The Oblong, Quaker Hill: "The eastern side of the country had been settled by Presbyterians from  Connecticut, and the western side along the Hudson River by the Dutch.   The feeling between them was far from friendly.  Their disputes had been  very bitter, and Rye and Bedfore had revolted from New York's  jurisdiction.  Their whipping posts stood ready for the punishment of any  from the river settlements who committed even slight offenses within  their limits.  As these two peoples naturally repelled each other they  had left a strip of land, comparatively unoccupied, between them... Into  and through this strip of land the Quaker stream flowed. ..."  [from  Quaker Hill by Warren H Wilson]

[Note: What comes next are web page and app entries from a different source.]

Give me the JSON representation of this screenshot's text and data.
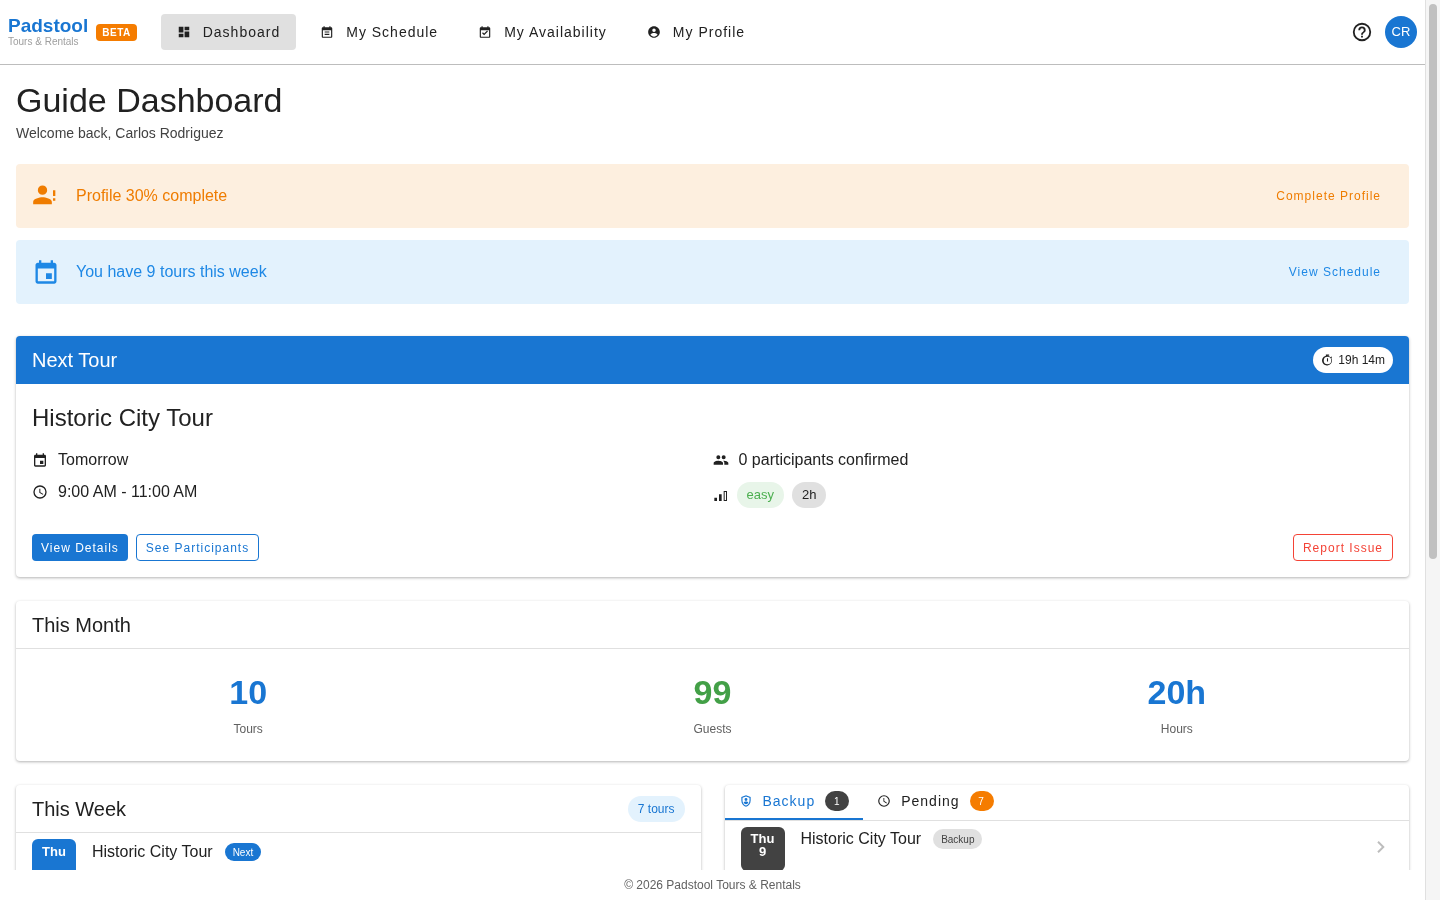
{
  "brand": {
    "name": "Padstool",
    "badge": "BETA",
    "tagline": "Tours & Rentals"
  },
  "nav": [
    {
      "label": "Dashboard",
      "selected": true
    },
    {
      "label": "My Schedule",
      "selected": false
    },
    {
      "label": "My Availability",
      "selected": false
    },
    {
      "label": "My Profile",
      "selected": false
    }
  ],
  "user": {
    "initials": "CR"
  },
  "page": {
    "title": "Guide Dashboard",
    "subtitle": "Welcome back, Carlos Rodriguez"
  },
  "alerts": [
    {
      "kind": "warning",
      "text": "Profile 30% complete",
      "action": "Complete Profile"
    },
    {
      "kind": "info",
      "text": "You have 9 tours this week",
      "action": "View Schedule"
    }
  ],
  "next_tour": {
    "heading": "Next Tour",
    "countdown": "19h 14m",
    "title": "Historic City Tour",
    "date": "Tomorrow",
    "time": "9:00 AM - 11:00 AM",
    "participants": "0 participants confirmed",
    "difficulty": "easy",
    "duration": "2h",
    "buttons": [
      "View Details",
      "See Participants"
    ],
    "report": "Report Issue"
  },
  "this_month": {
    "title": "This Month",
    "stats": [
      {
        "value": "10",
        "label": "Tours",
        "color": "#1976d2"
      },
      {
        "value": "99",
        "label": "Guests",
        "color": "#43a047"
      },
      {
        "value": "20h",
        "label": "Hours",
        "color": "#1976d2"
      }
    ]
  },
  "this_week": {
    "title": "This Week",
    "count": "7 tours",
    "rows": [
      {
        "day": "Thu",
        "title": "Historic City Tour",
        "tag": "Next"
      }
    ]
  },
  "requests": {
    "tabs": [
      {
        "label": "Backup",
        "count": "1",
        "selected": true
      },
      {
        "label": "Pending",
        "count": "7",
        "selected": false
      }
    ],
    "rows": [
      {
        "day": "Thu",
        "date": "9",
        "title": "Historic City Tour",
        "tag": "Backup"
      }
    ]
  },
  "footer": "© 2026 Padstool Tours & Rentals"
}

In April 1755, Timothy was one of the thirty-eight Quakers in Oblong  who claimed exemption from military duty.  His occupation listed on the  application is farmer. In 1779, a year after Lydia died, all the slaves had been freed on  Quaker Hill.  This was preceded by a querie at New York Yearly Meeting  (May 30, 1767) brought by Oblong Monthly Meeting:  "It is not consistant  with Christianity to buy and sell our Fellowmen for Slaves during their  Lives, and their Posterities after them, then whether it is consistant  with a Christian Spirit to keep those in slavery that we have already in  possession by Purchase, Gift or any otherways."  In 1775 Yearly Meeting  was in favor of emancipation without conditions.  The final slave owned  by a Meeting member was freed in 1777 (a newcomer freed his slave in  1779).  Since Timothy and Lydia were a members of the meeting when the  querie was originally sent to the Yearly Meeting and since such queries  would only be sent if there was concensus in the Meeting (Quaker decisions  are made by consensus and women participated in Meeting decisions), we  know Timothy and Lydia supported the abolition of slavery.  Timothy was still living in Oblong in 1778: "On his arrival, September 19, 1778, Washington, with his bodyguard,  were entertained for six days at the home of Reed Ferris, in the  Oblong.... His letters written during his residence were all dated from  "Fredericksburgh," the name at that time of the western and older part of  the town of Patterson. ... The Meeting House was appropriated by the army officers for a  hospital, because it was the largest available building. ... the use of  the building for a hospital continued three and perhaps five months.  Meantime the Friends' Meetings were held in the barn at Site 21... There is no mention, even by inference, in the records of Oblong  Meeting that proves this occupation of their building by soldiers.  It  was not voluntarily surrendered; other records show that the use of the  building was supported by force; its surrender was grudging, not a matter  to be recorded in the Meeting.  It is characteristic of the Friends that  they ignored it. This toleration of the Hospital was never sympathetic.  A letter...  to the Governor of the State of New York, Hon. George Clinton, by Dr.  James Fallon, ... He could get no one to draw wood for his hospital in  the dead of winter..." [from Quaker Hill]